Francis Davis returned to Callaway County in May of 1853 and filed to represent the underage heirs in all court filings. As a result of Amelia's selection in her slave dower, the court finds that the remaining three enslaved persons (Amanda, Joseph, and Jack) cannot be distributed equitably between the heirs and therfore are to be sold on January 2, 1854 at the courthouse in Fulton, Missouri.
On January 9, 1854, a bill of sale was filed with the Callaway County Court Clerk for Amanda, Joseph, and Jack. The sale itself provided over $2,000 in revenue and marked the end of the probate period. On February 23, 1854, the probate was concluded and each heir received a portion of the remaining value of the estate.
The story of Amanda Davis ends firm documentation with the completion of the probate in February of 1854. It is possible that for reasons beyond our current research the sale of Amanda Davis to John Staples did not go through and she was therefore returned to the estate and likely to the patriarch thereof, Francis R. Davis. A second possibility remains that she was completely purchased by John Staples and then sold prior to 1857 to Francis Davis. Regardless of her path, it appears probable that she was the mother of Harriet Davis.
On the day that she was sold, Amanda would have been between three and four months pregnant with Harriet who was to be born in July 1854. This could be one explanation for her rapid increase in value from 1849 appraisement to the 1854 sale.
As shown through the collection of tax records below, Harriet and her mother were brought to North Texas with Francis Davis in late 1856. Harriet's mother became pregnant in the late summer of 1857 with her only recorded son, Gilbert who was born in the early half of 1858. By May of 1859, the mother of Harriet and baby Gilbert had died of unknown causes at an unknown time and was buried in an unknown grave near Pilot Point, Texas.
In 1881, Harriet Davis gave birth to her first recorded child, Logan. This was a pivotal point in the life of Harriet and her brother Gilbert as by 1882, both young and free people had moved out of the home of Francis Davis and onto lives of their own.

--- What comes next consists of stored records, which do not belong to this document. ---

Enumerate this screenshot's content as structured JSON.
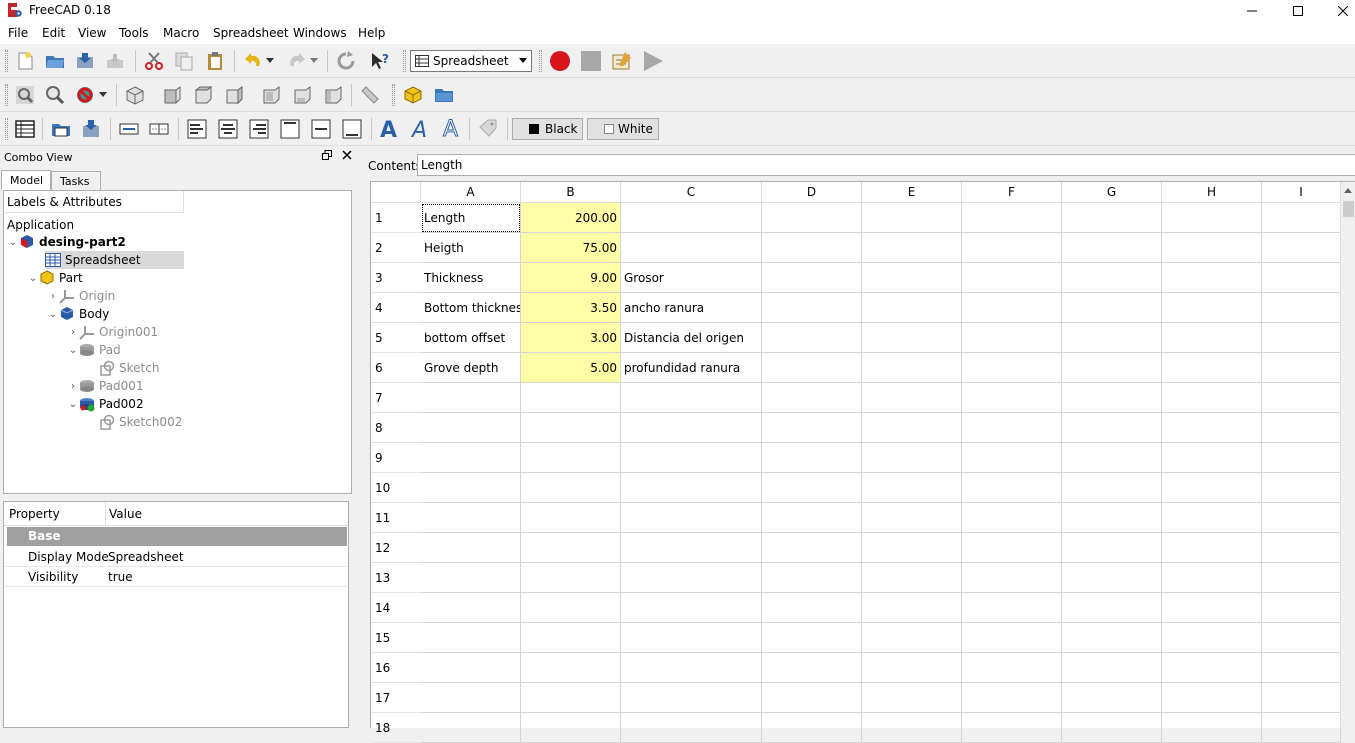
{
  "window": {
    "title": "FreeCAD 0.18"
  },
  "menu": [
    "File",
    "Edit",
    "View",
    "Tools",
    "Macro",
    "Spreadsheet",
    "Windows",
    "Help"
  ],
  "toolbar": {
    "workbench": "Spreadsheet",
    "color_black_label": "Black",
    "color_white_label": "White"
  },
  "combo": {
    "title": "Combo View",
    "tabs": [
      "Model",
      "Tasks"
    ],
    "tree_header": "Labels & Attributes",
    "tree": {
      "application": "Application",
      "document": "desing-part2",
      "items": [
        "Spreadsheet",
        "Part",
        "Origin",
        "Body",
        "Origin001",
        "Pad",
        "Sketch",
        "Pad001",
        "Pad002",
        "Sketch002"
      ]
    },
    "properties": {
      "col_property": "Property",
      "col_value": "Value",
      "group": "Base",
      "rows": [
        {
          "name": "Display Mode",
          "value": "Spreadsheet"
        },
        {
          "name": "Visibility",
          "value": "true"
        }
      ]
    }
  },
  "sheet": {
    "contents_label": "Contents",
    "contents_value": "Length",
    "columns": [
      "A",
      "B",
      "C",
      "D",
      "E",
      "F",
      "G",
      "H",
      "I"
    ],
    "row_numbers": [
      "1",
      "2",
      "3",
      "4",
      "5",
      "6",
      "7",
      "8",
      "9",
      "10",
      "11",
      "12",
      "13",
      "14",
      "15",
      "16",
      "17",
      "18"
    ],
    "rows": [
      {
        "a": "Length",
        "b": "200.00",
        "c": ""
      },
      {
        "a": "Heigth",
        "b": "75.00",
        "c": ""
      },
      {
        "a": "Thickness",
        "b": "9.00",
        "c": "Grosor"
      },
      {
        "a": "Bottom thickness",
        "b": "3.50",
        "c": "ancho ranura"
      },
      {
        "a": "bottom offset",
        "b": "3.00",
        "c": "Distancia del origen"
      },
      {
        "a": "Grove depth",
        "b": "5.00",
        "c": "profundidad ranura"
      }
    ]
  }
}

Ann Allen | Isaac Allen | Matilda Allen | Thomas Allen | Martha Billingslea | John Burton | Louisa Burton | Dora Davis | Wash Davis | Charles Ellis | Mrs. Charles Ellis | Gus Finch | Josaphine Finch | Mary Turner Fourteen | Eliza Jane White Green | Hezekiah Griffin | Lindsay Haflin | Melvinie Hays | Charity Shears Holloway Helm | Henry Holloway | Georgia Ann Holstein | Abraham Lyles | Mary Varner Lyles | Marvin Newsom | Charles Oliver | Peggy Oliver | Mary B. Finch Peace | James Robinson | Harriet Davis Shears | Henry Shears | Lucy Shears | Risom Shears | Henry Smith | Lissie Smith | Little Smith | Agle Lee Truitt | George Truitt | Lou Smith Truitt | Ceborn Vaughner | Lewis Vaughner | L.D. "Lover" Vaughner | Jennie Lyles Walker | Infant Ware | Infant Ware II | Mattie Finch Washington | John D. White | Washington Whitlow | Amanda "Mandy" Truitt Williams | Angeline Williamson